Another experience in this underwater world becomes very real to us. We cannot communicate with each other except by finding a way to send messages through the salt water that surrounds us. Since we have eyes, it may be easier for us to use lights or hand signals; but the molecular inhabitants of this world must have different, more interesting ways of communicating among themselves. In order to send a signal through water, the inhabitants have a limited number of options. If they have excess electrons or protons, they can use “email” and send electrical signals along the cables that connect the cells (neuronal material). If not, molecules can physically move with the currents between houses and travel like mail carriers to deliver the messages personally to the intended recipients (like hormones). Or, more interestingly, they can modify the molecules in the surrounding water (by reducing or oxidizing them) to and send ripple-like messaging to other nearby molecules through the surrounding salt-water medium.
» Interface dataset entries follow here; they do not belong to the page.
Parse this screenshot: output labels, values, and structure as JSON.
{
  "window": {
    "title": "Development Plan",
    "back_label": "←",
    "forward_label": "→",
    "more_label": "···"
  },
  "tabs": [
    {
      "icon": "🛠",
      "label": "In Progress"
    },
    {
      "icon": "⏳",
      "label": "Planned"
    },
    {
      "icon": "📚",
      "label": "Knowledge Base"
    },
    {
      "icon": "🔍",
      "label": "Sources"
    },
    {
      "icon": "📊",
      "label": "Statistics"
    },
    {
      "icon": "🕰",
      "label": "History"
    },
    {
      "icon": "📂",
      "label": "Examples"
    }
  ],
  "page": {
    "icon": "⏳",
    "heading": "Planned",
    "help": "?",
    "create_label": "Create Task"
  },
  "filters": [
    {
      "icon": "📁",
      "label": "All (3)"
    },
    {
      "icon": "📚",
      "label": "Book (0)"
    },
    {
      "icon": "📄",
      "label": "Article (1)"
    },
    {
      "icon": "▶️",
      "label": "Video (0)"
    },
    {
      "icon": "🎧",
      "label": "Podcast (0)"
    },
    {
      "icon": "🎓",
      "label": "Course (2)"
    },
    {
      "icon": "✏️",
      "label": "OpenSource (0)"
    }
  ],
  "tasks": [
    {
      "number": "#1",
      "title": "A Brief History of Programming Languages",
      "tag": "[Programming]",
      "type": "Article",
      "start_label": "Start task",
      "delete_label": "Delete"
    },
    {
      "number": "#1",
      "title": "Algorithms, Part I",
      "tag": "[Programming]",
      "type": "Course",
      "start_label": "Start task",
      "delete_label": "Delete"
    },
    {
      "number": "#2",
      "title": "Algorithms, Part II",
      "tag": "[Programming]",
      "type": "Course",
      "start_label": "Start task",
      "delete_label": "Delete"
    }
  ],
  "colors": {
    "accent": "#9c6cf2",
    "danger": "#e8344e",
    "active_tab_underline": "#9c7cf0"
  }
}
Let us try to understand how this last form of communication works. How can life’s molecules modify the salt water molecules that surrounds them? We discover that as with all molecules, salt-water molecules can be reduced and oxidized (redox’d) through exchanges of electrons. Some biological molecules, like NADPH complexes, physically modify salt-water molecules (Na+, Cl–, H2O) and reorganize them into other molecules such as hydrogen peroxide (H2O2), super oxides (O2*-,HO2), hyperchlorites (OCl-, HOCl, NaOCl), captured gasses (O2, H2), ions (H+,OH–), and a variety of other molecules, ions and free radicals. These molecules are part of the class of redox signaling molecules that can send messages through the salt water. If you are curious to find a complete list, you can google Reactive Oxygen Species (ROS) and find all in this class of molecules. ROS are part of the fundamental class of redox signaling molecules found in all living organisms. There are other types of redox signaling molecules. If you add nitrogen (N2), which comprises 80% of the air we breathe, then nitric oxide (NO) can be formed, this is part of a class called Reactive Nitrogen Species (RNS). Then adding sulfur, very abundant in sea water, we also get Reactive Sulfur Species (RSS). ROS, RNS, and RSS comprise the class of redox signaling molecules that we are exploring. Each one of these redox signaling molecules can carry clear messages through the salt-water medium inside us. We simply could not live without them.
We have now become formally introduced to some of the ways that molecules can communicate among each other. Redox signaling may be by far the most interesting way of them all.
Welcome to redox signaling country!